* _TASK BRIEF_: The answer must consist of each line of the records below that contains the string "this".

=== DATA TO EXAMINE ===

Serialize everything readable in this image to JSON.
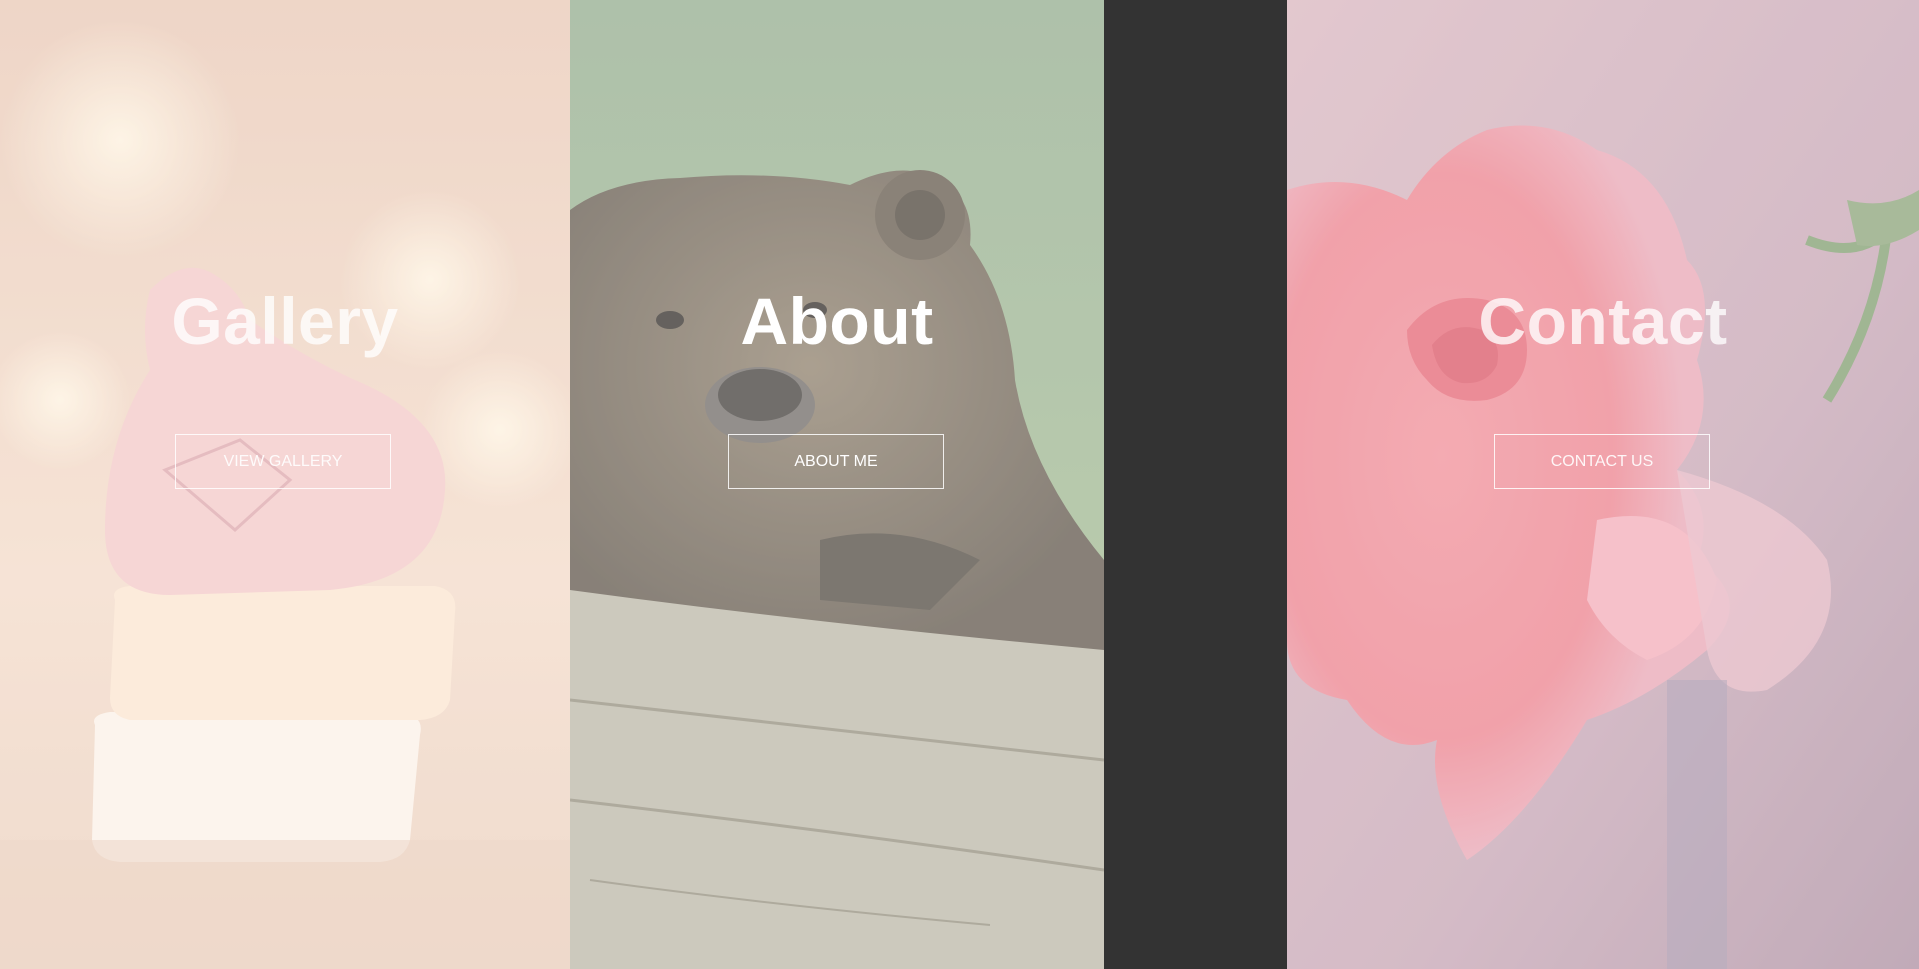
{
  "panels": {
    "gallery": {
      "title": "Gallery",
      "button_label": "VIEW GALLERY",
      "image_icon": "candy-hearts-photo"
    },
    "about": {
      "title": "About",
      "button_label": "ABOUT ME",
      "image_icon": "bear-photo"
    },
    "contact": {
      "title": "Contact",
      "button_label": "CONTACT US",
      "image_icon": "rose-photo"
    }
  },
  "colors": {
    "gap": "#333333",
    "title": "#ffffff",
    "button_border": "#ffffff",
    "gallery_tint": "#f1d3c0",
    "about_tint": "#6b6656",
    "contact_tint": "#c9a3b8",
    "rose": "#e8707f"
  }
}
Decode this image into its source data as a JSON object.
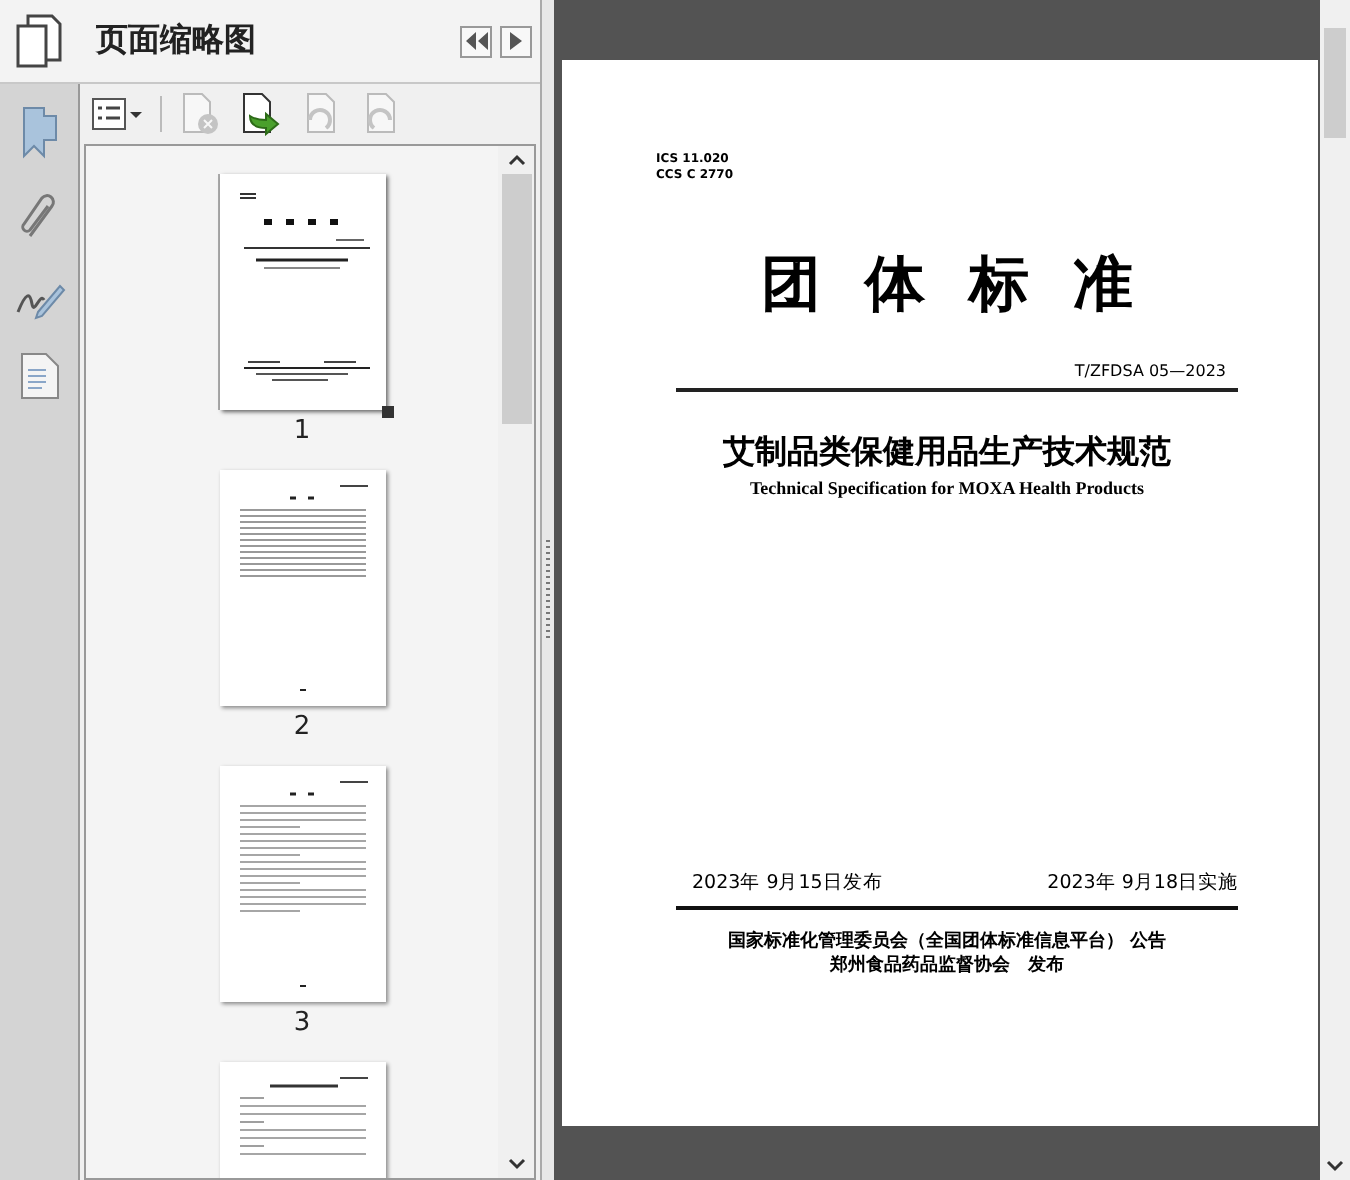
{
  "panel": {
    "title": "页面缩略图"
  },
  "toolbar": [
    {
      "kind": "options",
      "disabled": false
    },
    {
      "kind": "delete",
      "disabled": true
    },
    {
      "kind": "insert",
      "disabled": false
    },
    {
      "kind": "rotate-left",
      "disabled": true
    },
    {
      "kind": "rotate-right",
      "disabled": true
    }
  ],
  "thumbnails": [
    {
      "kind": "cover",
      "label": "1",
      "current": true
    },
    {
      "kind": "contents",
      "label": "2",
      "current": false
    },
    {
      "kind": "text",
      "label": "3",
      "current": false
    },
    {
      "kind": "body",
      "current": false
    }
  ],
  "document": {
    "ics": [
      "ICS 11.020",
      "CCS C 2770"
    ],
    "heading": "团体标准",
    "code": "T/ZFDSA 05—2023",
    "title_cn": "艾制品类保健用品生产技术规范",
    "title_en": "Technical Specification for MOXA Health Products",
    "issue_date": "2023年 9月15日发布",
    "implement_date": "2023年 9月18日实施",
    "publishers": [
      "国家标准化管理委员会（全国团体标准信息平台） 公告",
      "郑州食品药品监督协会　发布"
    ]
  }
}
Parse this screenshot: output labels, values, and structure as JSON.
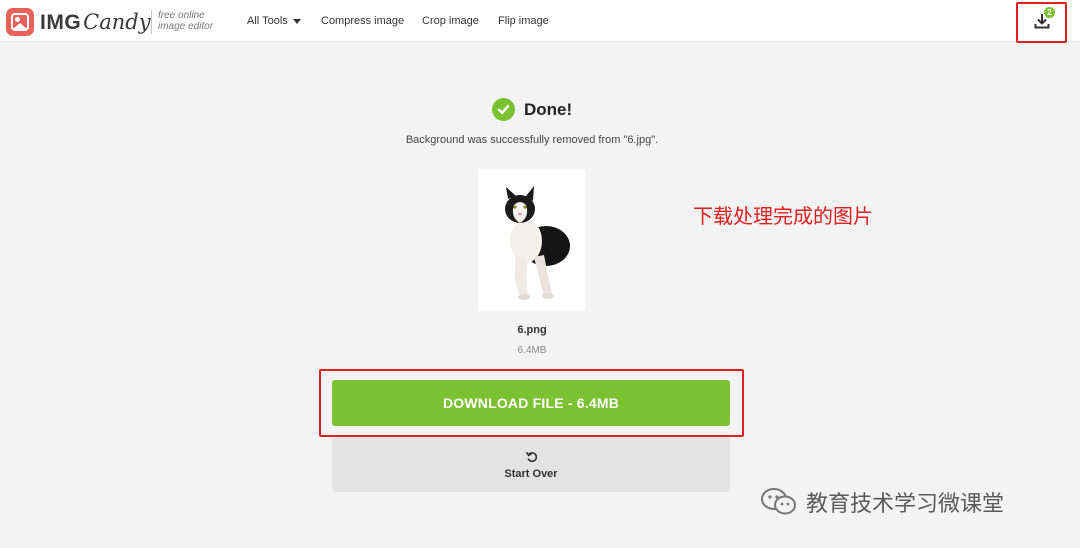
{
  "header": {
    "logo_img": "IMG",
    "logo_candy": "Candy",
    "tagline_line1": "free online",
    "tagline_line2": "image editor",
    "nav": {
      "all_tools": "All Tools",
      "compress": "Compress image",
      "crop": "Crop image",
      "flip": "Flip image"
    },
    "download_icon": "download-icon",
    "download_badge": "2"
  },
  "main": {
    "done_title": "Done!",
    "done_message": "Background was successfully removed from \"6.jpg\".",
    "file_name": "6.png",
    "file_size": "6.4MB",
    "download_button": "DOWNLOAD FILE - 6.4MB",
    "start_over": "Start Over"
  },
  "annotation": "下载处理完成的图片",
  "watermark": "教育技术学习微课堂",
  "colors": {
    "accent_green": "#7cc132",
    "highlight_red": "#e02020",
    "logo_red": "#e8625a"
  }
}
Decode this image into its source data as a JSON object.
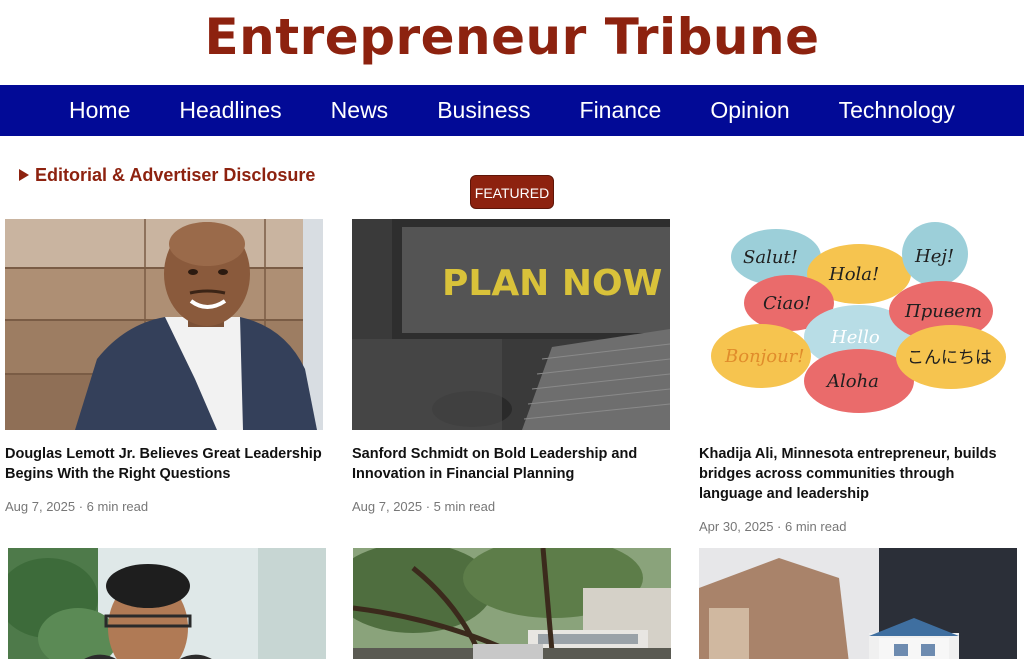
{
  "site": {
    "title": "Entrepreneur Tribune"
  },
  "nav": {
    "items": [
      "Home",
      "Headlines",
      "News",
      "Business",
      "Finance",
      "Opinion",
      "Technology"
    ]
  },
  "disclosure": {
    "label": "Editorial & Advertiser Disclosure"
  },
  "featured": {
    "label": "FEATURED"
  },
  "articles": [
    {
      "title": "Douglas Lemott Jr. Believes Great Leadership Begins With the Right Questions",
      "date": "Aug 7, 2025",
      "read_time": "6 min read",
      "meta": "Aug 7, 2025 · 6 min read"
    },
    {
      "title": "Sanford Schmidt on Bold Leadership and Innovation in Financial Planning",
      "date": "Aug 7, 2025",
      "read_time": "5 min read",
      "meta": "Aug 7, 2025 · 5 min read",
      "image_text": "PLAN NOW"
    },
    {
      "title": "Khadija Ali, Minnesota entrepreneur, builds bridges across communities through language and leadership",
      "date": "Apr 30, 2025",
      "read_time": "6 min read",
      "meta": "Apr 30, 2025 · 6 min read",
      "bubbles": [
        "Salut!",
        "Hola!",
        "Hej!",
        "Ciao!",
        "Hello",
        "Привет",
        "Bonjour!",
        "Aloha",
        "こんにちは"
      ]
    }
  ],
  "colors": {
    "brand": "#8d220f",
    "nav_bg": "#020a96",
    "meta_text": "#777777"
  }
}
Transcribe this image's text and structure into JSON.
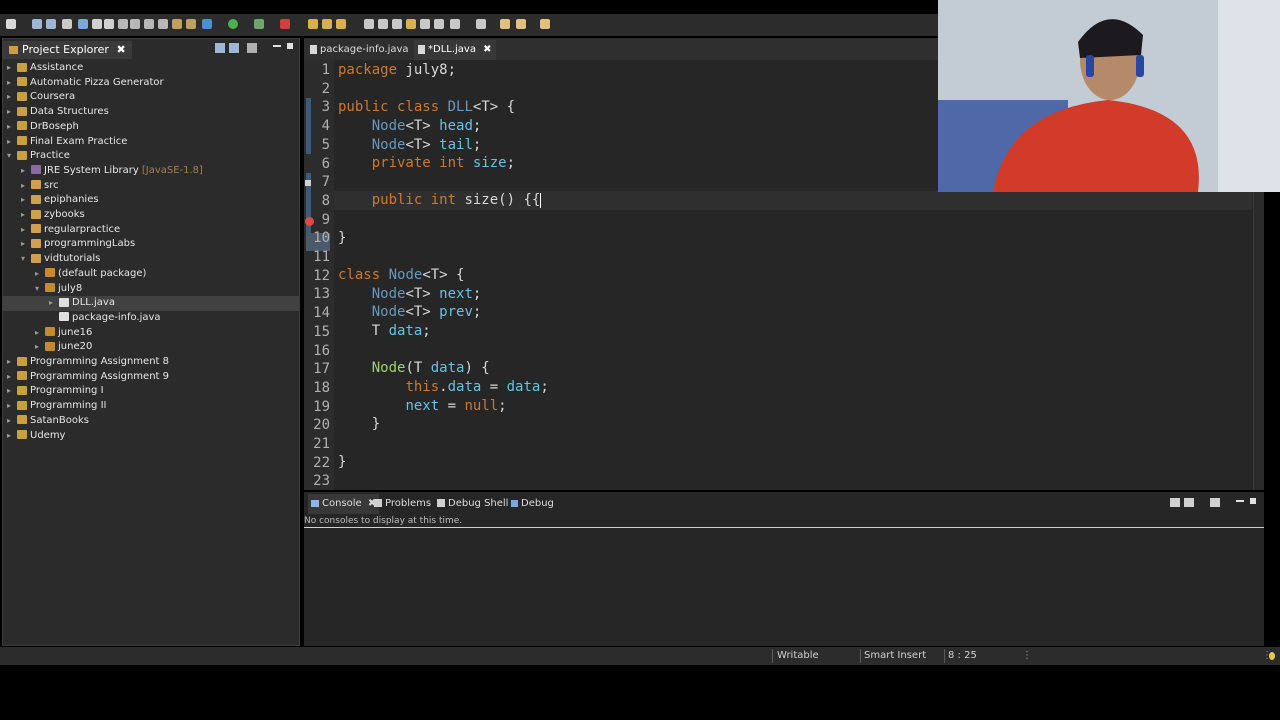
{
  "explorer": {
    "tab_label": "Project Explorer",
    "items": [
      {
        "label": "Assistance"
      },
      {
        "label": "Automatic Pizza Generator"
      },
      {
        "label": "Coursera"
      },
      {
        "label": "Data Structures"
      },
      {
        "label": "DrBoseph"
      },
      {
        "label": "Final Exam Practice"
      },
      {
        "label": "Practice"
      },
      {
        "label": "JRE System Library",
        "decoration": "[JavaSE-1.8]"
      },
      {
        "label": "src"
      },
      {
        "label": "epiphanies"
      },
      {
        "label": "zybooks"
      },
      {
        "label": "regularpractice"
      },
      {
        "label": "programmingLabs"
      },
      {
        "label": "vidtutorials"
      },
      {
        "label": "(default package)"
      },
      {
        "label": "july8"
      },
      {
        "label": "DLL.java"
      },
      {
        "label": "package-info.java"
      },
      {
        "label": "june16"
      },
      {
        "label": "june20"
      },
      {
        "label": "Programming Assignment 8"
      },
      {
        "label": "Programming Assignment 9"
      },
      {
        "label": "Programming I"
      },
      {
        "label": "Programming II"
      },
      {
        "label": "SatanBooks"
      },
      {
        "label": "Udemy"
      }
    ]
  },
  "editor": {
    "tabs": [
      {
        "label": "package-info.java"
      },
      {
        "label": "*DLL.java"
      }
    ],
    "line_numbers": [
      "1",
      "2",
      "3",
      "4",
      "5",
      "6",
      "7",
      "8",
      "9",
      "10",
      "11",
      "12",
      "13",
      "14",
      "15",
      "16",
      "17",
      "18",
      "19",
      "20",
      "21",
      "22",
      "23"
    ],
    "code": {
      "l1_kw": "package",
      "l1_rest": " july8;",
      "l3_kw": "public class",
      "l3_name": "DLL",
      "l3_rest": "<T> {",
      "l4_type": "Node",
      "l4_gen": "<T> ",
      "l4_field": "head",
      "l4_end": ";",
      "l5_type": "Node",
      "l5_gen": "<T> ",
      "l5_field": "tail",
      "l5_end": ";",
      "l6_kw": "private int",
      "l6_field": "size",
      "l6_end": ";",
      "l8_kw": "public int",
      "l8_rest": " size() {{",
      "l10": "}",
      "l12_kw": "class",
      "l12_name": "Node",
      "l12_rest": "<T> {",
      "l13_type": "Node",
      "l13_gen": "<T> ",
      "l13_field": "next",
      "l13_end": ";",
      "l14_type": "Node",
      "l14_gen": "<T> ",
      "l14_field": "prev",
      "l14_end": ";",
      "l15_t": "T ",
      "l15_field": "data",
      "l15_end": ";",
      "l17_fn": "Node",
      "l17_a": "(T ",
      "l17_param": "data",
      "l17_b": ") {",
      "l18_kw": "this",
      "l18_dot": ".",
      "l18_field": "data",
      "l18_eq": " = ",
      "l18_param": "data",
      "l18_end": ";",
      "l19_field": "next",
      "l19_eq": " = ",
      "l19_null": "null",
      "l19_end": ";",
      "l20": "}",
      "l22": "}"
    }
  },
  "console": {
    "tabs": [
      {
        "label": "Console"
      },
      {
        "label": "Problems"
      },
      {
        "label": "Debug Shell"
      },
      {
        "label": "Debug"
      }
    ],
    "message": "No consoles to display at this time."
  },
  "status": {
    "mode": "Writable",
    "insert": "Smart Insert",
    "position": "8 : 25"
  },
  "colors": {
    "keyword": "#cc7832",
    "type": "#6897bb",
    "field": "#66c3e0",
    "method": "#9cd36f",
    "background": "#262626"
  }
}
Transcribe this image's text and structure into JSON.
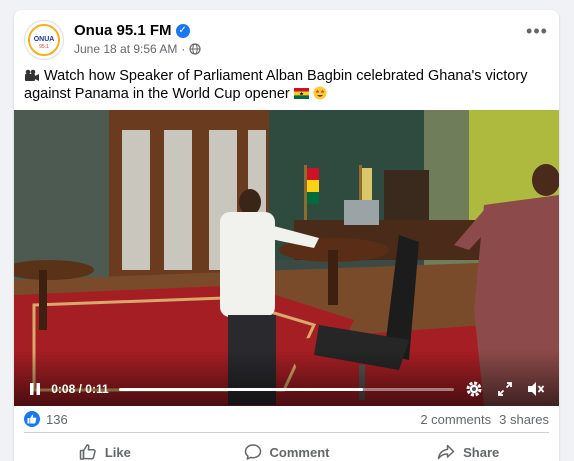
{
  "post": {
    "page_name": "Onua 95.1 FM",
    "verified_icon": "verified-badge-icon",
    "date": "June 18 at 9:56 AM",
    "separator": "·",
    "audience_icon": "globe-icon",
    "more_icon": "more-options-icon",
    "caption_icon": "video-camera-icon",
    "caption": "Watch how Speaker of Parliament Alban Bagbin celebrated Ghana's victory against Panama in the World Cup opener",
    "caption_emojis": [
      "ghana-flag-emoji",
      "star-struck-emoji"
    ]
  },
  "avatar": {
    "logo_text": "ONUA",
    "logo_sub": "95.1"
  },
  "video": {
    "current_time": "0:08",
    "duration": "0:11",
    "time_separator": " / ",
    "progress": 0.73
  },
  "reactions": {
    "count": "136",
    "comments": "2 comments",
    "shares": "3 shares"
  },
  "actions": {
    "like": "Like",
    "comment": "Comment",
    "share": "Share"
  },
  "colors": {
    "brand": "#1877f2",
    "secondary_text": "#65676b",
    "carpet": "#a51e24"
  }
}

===

* _RESPONSE_:
Serialize everything readable in this image to JSON.
Decode this image into its source data as a JSON object.
Parse this screenshot: output labels, values, and structure as JSON.
Decode this image into its source data as a JSON object.
Transcribe this image's text and structure into JSON.
      "l18_kw": "this",
    "message": "No consoles to display at this time."
Transcribe this image's text and structure into JSON.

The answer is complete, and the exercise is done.